Material for this task below:

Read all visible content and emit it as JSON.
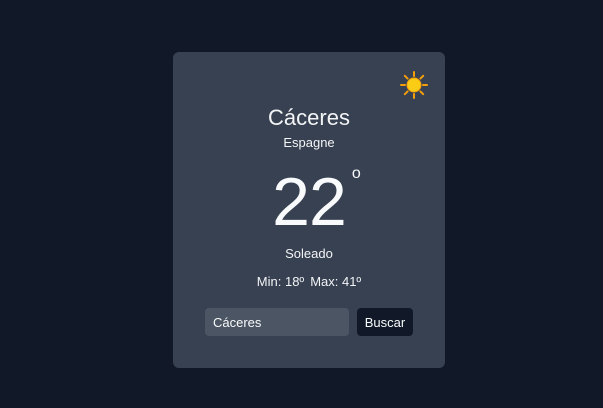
{
  "weather": {
    "city": "Cáceres",
    "country": "Espagne",
    "temperature": "22",
    "degree_symbol": "o",
    "condition": "Soleado",
    "min_label": "Min: 18º",
    "max_label": "Max: 41º",
    "icon": "sun-icon"
  },
  "search": {
    "value": "Cáceres",
    "button_label": "Buscar"
  },
  "colors": {
    "background": "#111827",
    "card": "#374151",
    "input": "#4b5563",
    "button": "#111827",
    "sun": "#facc15"
  }
}
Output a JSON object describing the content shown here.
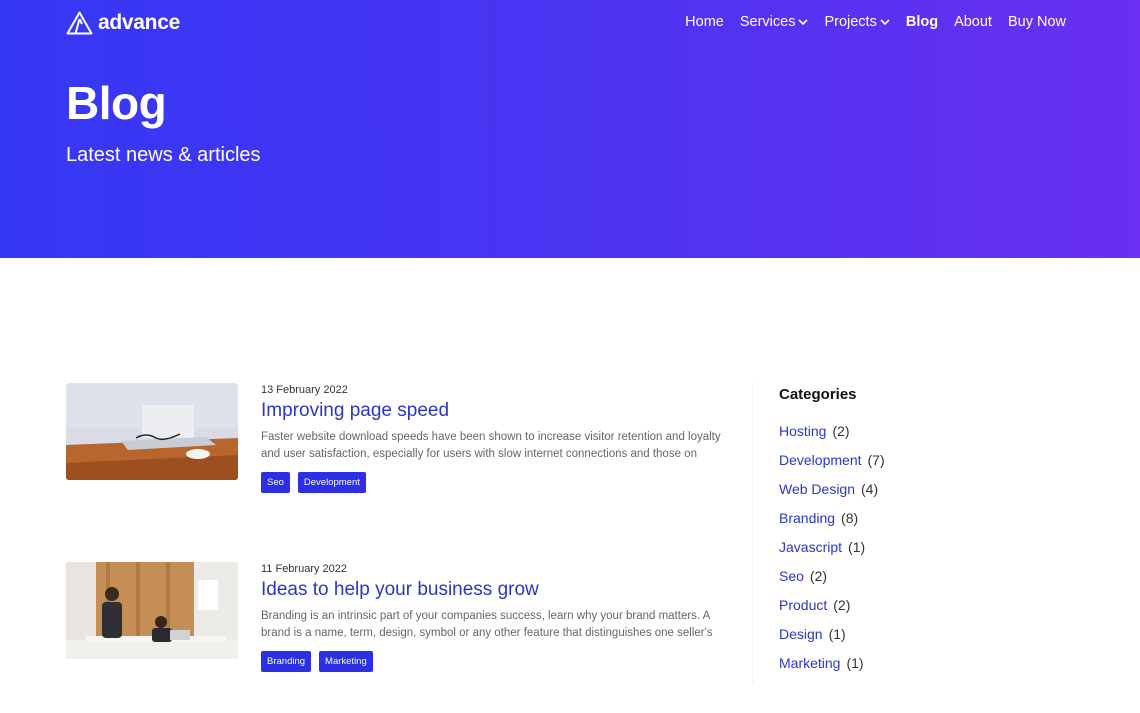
{
  "brand": {
    "name": "advance"
  },
  "nav": {
    "items": [
      {
        "label": "Home",
        "dropdown": false,
        "active": false
      },
      {
        "label": "Services",
        "dropdown": true,
        "active": false
      },
      {
        "label": "Projects",
        "dropdown": true,
        "active": false
      },
      {
        "label": "Blog",
        "dropdown": false,
        "active": true
      },
      {
        "label": "About",
        "dropdown": false,
        "active": false
      },
      {
        "label": "Buy Now",
        "dropdown": false,
        "active": false
      }
    ]
  },
  "hero": {
    "title": "Blog",
    "subtitle": "Latest news & articles"
  },
  "posts": [
    {
      "date": "13 February 2022",
      "title": "Improving page speed",
      "excerpt": "Faster website download speeds have been shown to increase visitor retention and loyalty and user satisfaction, especially for users with slow internet connections and those on mobile devices.",
      "tags": [
        "Seo",
        "Development"
      ]
    },
    {
      "date": "11 February 2022",
      "title": "Ideas to help your business grow",
      "excerpt": "Branding is an intrinsic part of your companies success, learn why your brand matters. A brand is a name, term, design, symbol or any other feature that distinguishes one seller's good or service fro…",
      "tags": [
        "Branding",
        "Marketing"
      ]
    }
  ],
  "sidebar": {
    "title": "Categories",
    "categories": [
      {
        "name": "Hosting",
        "count": "(2)"
      },
      {
        "name": "Development",
        "count": "(7)"
      },
      {
        "name": "Web Design",
        "count": "(4)"
      },
      {
        "name": "Branding",
        "count": "(8)"
      },
      {
        "name": "Javascript",
        "count": "(1)"
      },
      {
        "name": "Seo",
        "count": "(2)"
      },
      {
        "name": "Product",
        "count": "(2)"
      },
      {
        "name": "Design",
        "count": "(1)"
      },
      {
        "name": "Marketing",
        "count": "(1)"
      }
    ]
  },
  "colors": {
    "hero_start": "#3538f5",
    "hero_end": "#6a2ff0",
    "link": "#2a36c9",
    "tag_bg": "#2d2fe6"
  },
  "icons": {
    "logo": "triangle-logo-icon",
    "dropdown": "chevron-down-icon"
  }
}
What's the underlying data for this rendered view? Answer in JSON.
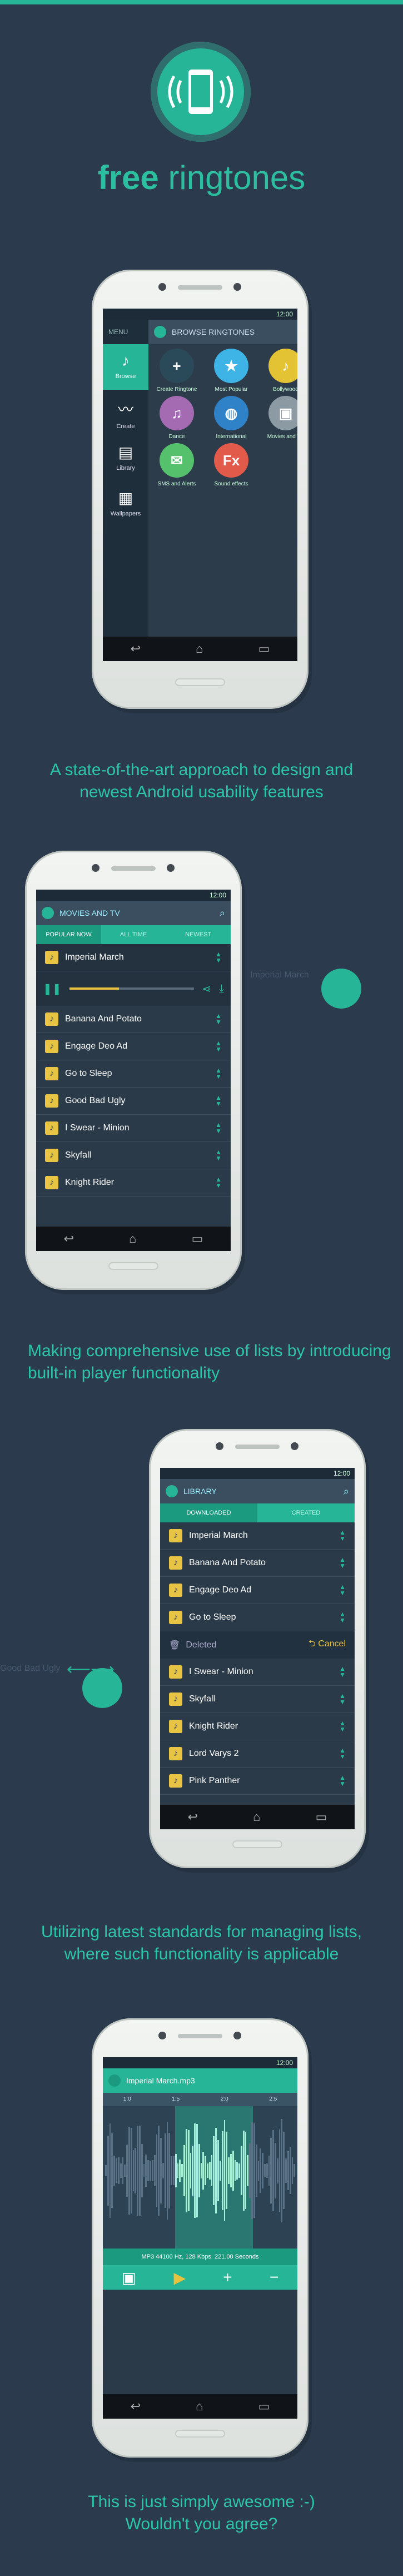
{
  "header": {
    "brand_bold": "free",
    "brand_rest": "ringtones"
  },
  "taglines": [
    "A state-of-the-art approach to design and newest Android usability features",
    "Making comprehensive use of lists by introducing built-in player functionality",
    "Utilizing latest standards for managing lists, where such functionality is applicable",
    "This is just simply awesome :-) Wouldn't you agree?"
  ],
  "status_time": "12:00",
  "phone1": {
    "menu_label": "MENU",
    "title": "BROWSE RINGTONES",
    "side": [
      {
        "label": "Browse"
      },
      {
        "label": "Create"
      },
      {
        "label": "Library"
      },
      {
        "label": "Wallpapers"
      }
    ],
    "tiles": [
      {
        "label": "Create Ringtone",
        "color": "#2a4a5a",
        "glyph": "+"
      },
      {
        "label": "Most Popular",
        "color": "#3db3e6",
        "glyph": "★"
      },
      {
        "label": "Bollywood",
        "color": "#e3c234",
        "glyph": "♪"
      },
      {
        "label": "Dance",
        "color": "#a46bb3",
        "glyph": "♫"
      },
      {
        "label": "International",
        "color": "#2f82c8",
        "glyph": "◍"
      },
      {
        "label": "Movies and TV",
        "color": "#8b9aa3",
        "glyph": "▣"
      },
      {
        "label": "SMS and Alerts",
        "color": "#56c16d",
        "glyph": "✉"
      },
      {
        "label": "Sound effects",
        "color": "#e25a4a",
        "glyph": "Fx"
      }
    ]
  },
  "phone2": {
    "title": "MOVIES AND TV",
    "tabs": [
      "POPULAR NOW",
      "ALL TIME",
      "NEWEST"
    ],
    "playing": "Imperial March",
    "rows": [
      "Banana And Potato",
      "Engage Deo Ad",
      "Go to Sleep",
      "Good Bad Ugly",
      "I Swear - Minion",
      "Skyfall",
      "Knight Rider"
    ],
    "side_hint": "Imperial March"
  },
  "phone3": {
    "title": "LIBRARY",
    "tabs": [
      "DOWNLOADED",
      "CREATED"
    ],
    "rows_top": [
      "Imperial March",
      "Banana And Potato",
      "Engage Deo Ad",
      "Go to Sleep"
    ],
    "deleted_label": "Deleted",
    "cancel_label": "Cancel",
    "rows_bottom": [
      "I Swear - Minion",
      "Skyfall",
      "Knight Rider",
      "Lord Varys 2",
      "Pink Panther"
    ],
    "side_hint": "Good Bad Ugly"
  },
  "phone4": {
    "title": "Imperial March.mp3",
    "marks": [
      "1:0",
      "1:5",
      "2:0",
      "2:5"
    ],
    "info": "MP3 44100 Hz, 128 Kbps, 221.00 Seconds"
  }
}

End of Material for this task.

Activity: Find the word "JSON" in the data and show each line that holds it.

Response to the task:
Read all visible content and emit it as JSON.
Output a JSON object describing the content shown here.
What's the underlying data for this rendered view? Answer in JSON.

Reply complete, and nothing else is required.